Sydney — Asian shares rallied for a third session on Tuesday, as hope for upbeat corporate earnings buoyed Wall Street.

In currency markets, several high-profile resignations from Britain’s government kept sterling on the defensive.

MSCI’s broadest index of Asia-Pacific shares outside Japan put on 0.4% in early trade, adding to a 1.3% rise on Monday.

Japan’s Nikkei climbed about 1% and South Korea’s Kospi was up 0.5%, while E-mini futures for the S&P 500 firmed 0.2%.

Chinese shares were a bit soft with Shanghai blue chips off 0.2% after climbing 2.8% on Monday — their biggest daily jump since August 2016.

Both the Dow Jones industrial average and the S&P 500 boasted their biggest gains in more than a month overnight, as bank shares jumped ahead of earnings reports later this week.

The S&P banks index posted its sharpest rise since March 26.

The Dow rose 1.31%, while the S&P 500 gained 0.88% and the Nasdaq 0.88%.

"Many investors are looking ahead to second-quarter earnings season, which begins in earnest on Friday … to see how the trade threat is affecting companies," said James McGlew, Perth-based analyst at stockbroking firm Argonaut.

Investors have been on edge recently with the US and China slapping levies on each other’s exports, spurring fears of a global growth slowdown and hurting stocks and commodities.

The story in currency markets was all about political capers in London.

Prime Minister Theresa May’s foreign minister and Brexit negotiator quit on Monday in protest against her plans to keep close trade ties with the European Union after Britain leaves the bloc, stirring rebellion in her party’s ranks.

Foreign secretary Boris Johnson stepped down just hours after David Davis’s resignation as Brexit secretary, emboldening some in her Conservative Party to mull a plot to unseat her.

The uncertainty led sterling to sink as deep as $1.3189 at one stage before rebounding somewhat to $1.3254. It was last down 0.1% at $1.3248.

Markets still think it likely the Bank of England will increase rates in August, but a full-blown political crisis could change that.

"Heightened political risk at home coupled with Brexit uncertainty may prompt the Bank of England to repeatedly delay monetary policy normalisation in 2018," said Lukman Otunuga, a research analyst at broker FXTM.
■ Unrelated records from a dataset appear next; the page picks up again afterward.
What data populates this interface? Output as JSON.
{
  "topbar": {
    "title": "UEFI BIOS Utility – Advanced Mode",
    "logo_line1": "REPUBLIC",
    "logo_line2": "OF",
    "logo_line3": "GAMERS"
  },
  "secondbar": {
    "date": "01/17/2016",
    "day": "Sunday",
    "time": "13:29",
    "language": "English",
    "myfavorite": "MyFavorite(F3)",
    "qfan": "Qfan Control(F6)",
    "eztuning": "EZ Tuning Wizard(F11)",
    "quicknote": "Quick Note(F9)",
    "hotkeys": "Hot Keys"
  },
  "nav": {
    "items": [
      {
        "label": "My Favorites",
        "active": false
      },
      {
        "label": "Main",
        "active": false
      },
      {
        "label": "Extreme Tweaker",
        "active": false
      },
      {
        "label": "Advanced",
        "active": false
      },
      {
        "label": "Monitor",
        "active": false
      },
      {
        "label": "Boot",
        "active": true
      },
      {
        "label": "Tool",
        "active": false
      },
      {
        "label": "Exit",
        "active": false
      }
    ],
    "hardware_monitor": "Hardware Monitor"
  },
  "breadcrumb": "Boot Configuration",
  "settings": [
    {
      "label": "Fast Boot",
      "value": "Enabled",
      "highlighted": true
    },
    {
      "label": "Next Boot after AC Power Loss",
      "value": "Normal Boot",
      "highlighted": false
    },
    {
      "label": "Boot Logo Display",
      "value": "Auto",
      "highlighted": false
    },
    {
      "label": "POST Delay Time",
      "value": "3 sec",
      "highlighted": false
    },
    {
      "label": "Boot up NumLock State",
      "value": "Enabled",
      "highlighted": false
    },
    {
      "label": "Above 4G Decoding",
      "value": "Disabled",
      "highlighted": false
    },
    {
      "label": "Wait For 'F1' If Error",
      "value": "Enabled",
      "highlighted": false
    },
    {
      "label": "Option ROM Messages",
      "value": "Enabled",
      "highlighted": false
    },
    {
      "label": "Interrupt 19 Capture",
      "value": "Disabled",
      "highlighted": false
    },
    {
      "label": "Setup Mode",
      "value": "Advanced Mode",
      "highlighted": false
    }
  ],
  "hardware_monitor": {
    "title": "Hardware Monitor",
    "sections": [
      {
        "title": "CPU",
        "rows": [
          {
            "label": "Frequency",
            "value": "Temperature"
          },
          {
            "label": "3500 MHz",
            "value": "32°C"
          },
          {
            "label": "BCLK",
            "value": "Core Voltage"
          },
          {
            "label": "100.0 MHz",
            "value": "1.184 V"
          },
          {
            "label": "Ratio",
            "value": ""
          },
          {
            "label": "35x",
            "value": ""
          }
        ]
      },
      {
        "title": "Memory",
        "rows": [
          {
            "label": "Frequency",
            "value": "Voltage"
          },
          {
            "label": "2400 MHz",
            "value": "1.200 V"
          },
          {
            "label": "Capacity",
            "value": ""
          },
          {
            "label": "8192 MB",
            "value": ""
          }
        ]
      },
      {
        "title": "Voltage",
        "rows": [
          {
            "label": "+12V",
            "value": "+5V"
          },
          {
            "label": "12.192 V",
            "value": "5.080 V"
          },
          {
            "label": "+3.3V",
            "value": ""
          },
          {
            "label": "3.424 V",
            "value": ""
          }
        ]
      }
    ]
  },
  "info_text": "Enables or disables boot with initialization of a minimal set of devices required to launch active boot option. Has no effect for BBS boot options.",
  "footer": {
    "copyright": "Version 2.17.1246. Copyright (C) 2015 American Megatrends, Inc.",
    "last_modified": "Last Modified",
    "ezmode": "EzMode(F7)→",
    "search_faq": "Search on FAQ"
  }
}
"If expectations continue to diminish over the central bank raising UK interest rates, sterling is at risk of experiencing heavy losses down the road."

The pound’s pain was a boon for the dollar, which rallied broadly on expectation the Federal Reserve will keep raising interest rates.

Against a basket of currencies, the dollar bounced to 94.083 from a low of 93.713. The dollar also edged up to ¥111.01, from a trough of ¥110.30.

The euro was back at $1.1755, having run into profit-taking at a three-week peak of $1.1790 overnight.

In commodity markets, oil gained on supply disruptions in Canada and Libya, and ahead of looming sanctions on Iran.

US crude added 14c to $73.99, while Brent rose 23c to $78.30 a barrel.

Spot gold was a fraction firmer at $1,259.02.